Third of women suffer domestic violence, WHO study shows

LONDON (AP) - About a third of women worldwide have been physically or sexually assaulted by a former or current partner, according to the first major review of violence against women.

In a series of papers released on Thursday by the World Health Organisation (WHO) and others, experts estimated nearly 40 per cent of women killed worldwide were slain by an intimate partner and that being assaulted by a partner was the most common kind of violence experienced by women.

"Violence against women is a global health problem of epidemic proportions," WHO director-general Margaret Chan said in a statement.

WHO defined physical violence as being slapped, pushed, punched, choked or being attacked with a weapon. Sexual violence was defined as being physically forced to have sex, having sex because you were afraid of what your partner might do and being compelled to do something sexual that was humiliating or degrading.

The report also examined rates of sexual violence against women by someone other than a partner and found about 7 per cent of women worldwide had previously been a victim.

In conjunction with the report, WHO issued guidelines for the authorities to spot problems earlier and said all health workers should be trained to recognise when women may be at risk and how to respond appropriately.

Globally, the WHO review found 30 per cent of women are affected by domestic or sexual violence by a partner. The report was based largely on studies from 1983 to 2010. According to the United Nations, more than 600 million women live in countries where domestic violence is not considered a crime.

The rate of domestic violence against women was highest in Africa, the Middle East and South-east Asia, where 37 per cent of women experienced physical or sexual violence from a partner at some point in their lifetime. The rate was 30 per cent in Latin and South America and 23 per cent in North America. In Europe and Asia, it was 25 per cent.

Some experts said screening for domestic violence should be added to all levels of health care, such as obstetric clinics.

"It's unlikely that someone would walk into an ER and disclose they've been assaulted," said Ms Sheila Sprague of McMaster University in Canada, who has researched domestic violence in women at orthopaedic clinics. She was not connected to the WHO report.

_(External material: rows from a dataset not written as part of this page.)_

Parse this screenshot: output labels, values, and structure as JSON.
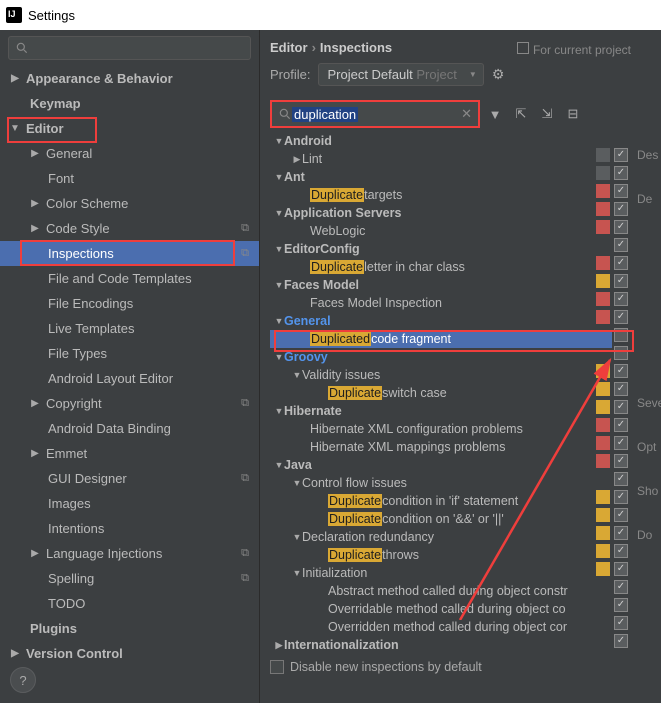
{
  "window": {
    "title": "Settings"
  },
  "breadcrumb": {
    "a": "Editor",
    "b": "Inspections"
  },
  "forProject": "For current project",
  "profile": {
    "label": "Profile:",
    "value": "Project Default",
    "scope": "Project"
  },
  "search": {
    "value": "duplication"
  },
  "left_tree": {
    "appearance": "Appearance & Behavior",
    "keymap": "Keymap",
    "editor": "Editor",
    "general": "General",
    "font": "Font",
    "color": "Color Scheme",
    "codestyle": "Code Style",
    "inspections": "Inspections",
    "templates": "File and Code Templates",
    "encodings": "File Encodings",
    "live": "Live Templates",
    "filetypes": "File Types",
    "layout": "Android Layout Editor",
    "copyright": "Copyright",
    "databind": "Android Data Binding",
    "emmet": "Emmet",
    "gui": "GUI Designer",
    "images": "Images",
    "intentions": "Intentions",
    "lang": "Language Injections",
    "spelling": "Spelling",
    "todo": "TODO",
    "plugins": "Plugins",
    "vcs": "Version Control"
  },
  "insp": {
    "android": "Android",
    "lint": "Lint",
    "ant": "Ant",
    "dup": "Duplicate",
    "targets": " targets",
    "appservers": "Application Servers",
    "weblogic": "WebLogic",
    "editorconfig": "EditorConfig",
    "letter": " letter in char class",
    "faces": "Faces Model",
    "facesinsp": "Faces Model Inspection",
    "general": "General",
    "duped": "Duplicated",
    "codefrag": " code fragment",
    "groovy": "Groovy",
    "validity": "Validity issues",
    "switchcase": " switch case",
    "hibernate": "Hibernate",
    "hib1": "Hibernate XML configuration problems",
    "hib2": "Hibernate XML mappings problems",
    "java": "Java",
    "cflow": "Control flow issues",
    "condif": " condition in 'if' statement",
    "condand": " condition on '&&' or '||'",
    "decl": "Declaration redundancy",
    "throws": " throws",
    "init": "Initialization",
    "abs": "Abstract method called during object constr",
    "ovr": "Overridable method called during object co",
    "ovd": "Overridden method called during object cor",
    "intl": "Internationalization"
  },
  "footer": "Disable new inspections by default",
  "rpanel": {
    "desc": "Des",
    "det": "De",
    "sev": "Seve",
    "opt": "Opt",
    "sho": "Sho",
    "do": "Do"
  },
  "chart_data": null
}
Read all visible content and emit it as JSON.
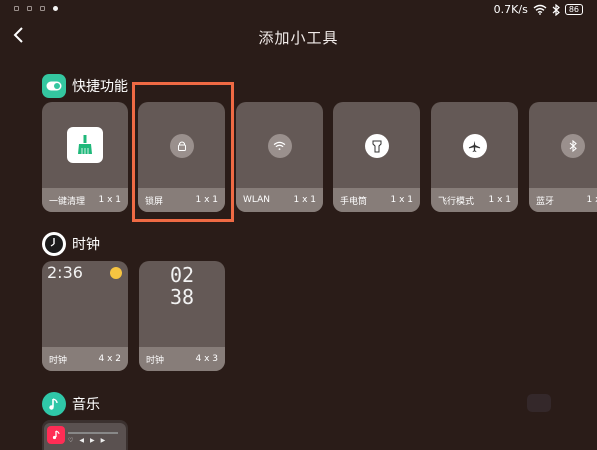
{
  "status_bar": {
    "speed": "0.7K/s",
    "battery": "86",
    "icons": [
      "notification-dot-icon",
      "wifi-icon",
      "bluetooth-icon",
      "battery-icon"
    ]
  },
  "header": {
    "title": "添加小工具",
    "back_icon": "back-arrow-icon"
  },
  "sections": {
    "quick": {
      "title": "快捷功能",
      "icon_color": "#34c7a0",
      "tiles": [
        {
          "name": "一键清理",
          "size": "1 x 1",
          "icon": "broom-icon"
        },
        {
          "name": "锁屏",
          "size": "1 x 1",
          "icon": "lock-icon"
        },
        {
          "name": "WLAN",
          "size": "1 x 1",
          "icon": "wifi-icon"
        },
        {
          "name": "手电筒",
          "size": "1 x 1",
          "icon": "flashlight-icon"
        },
        {
          "name": "飞行模式",
          "size": "1 x 1",
          "icon": "airplane-icon"
        },
        {
          "name": "蓝牙",
          "size": "1 x 1",
          "icon": "bluetooth-icon"
        }
      ]
    },
    "clock": {
      "title": "时钟",
      "widgets": [
        {
          "name": "时钟",
          "size": "4 x 2",
          "time": "2:36"
        },
        {
          "name": "时钟",
          "size": "4 x 3",
          "hour": "02",
          "minute": "38"
        }
      ]
    },
    "music": {
      "title": "音乐",
      "icon_color": "#2fc7a8"
    }
  },
  "colors": {
    "background": "#2a1c18",
    "card": "#645956",
    "card_label": "#877d79",
    "highlight": "#ef6a44"
  }
}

"Over time, if women are coming into a fracture clinic or a pre-natal clinic, they may tell you they are suffering abuse if you ask," she said.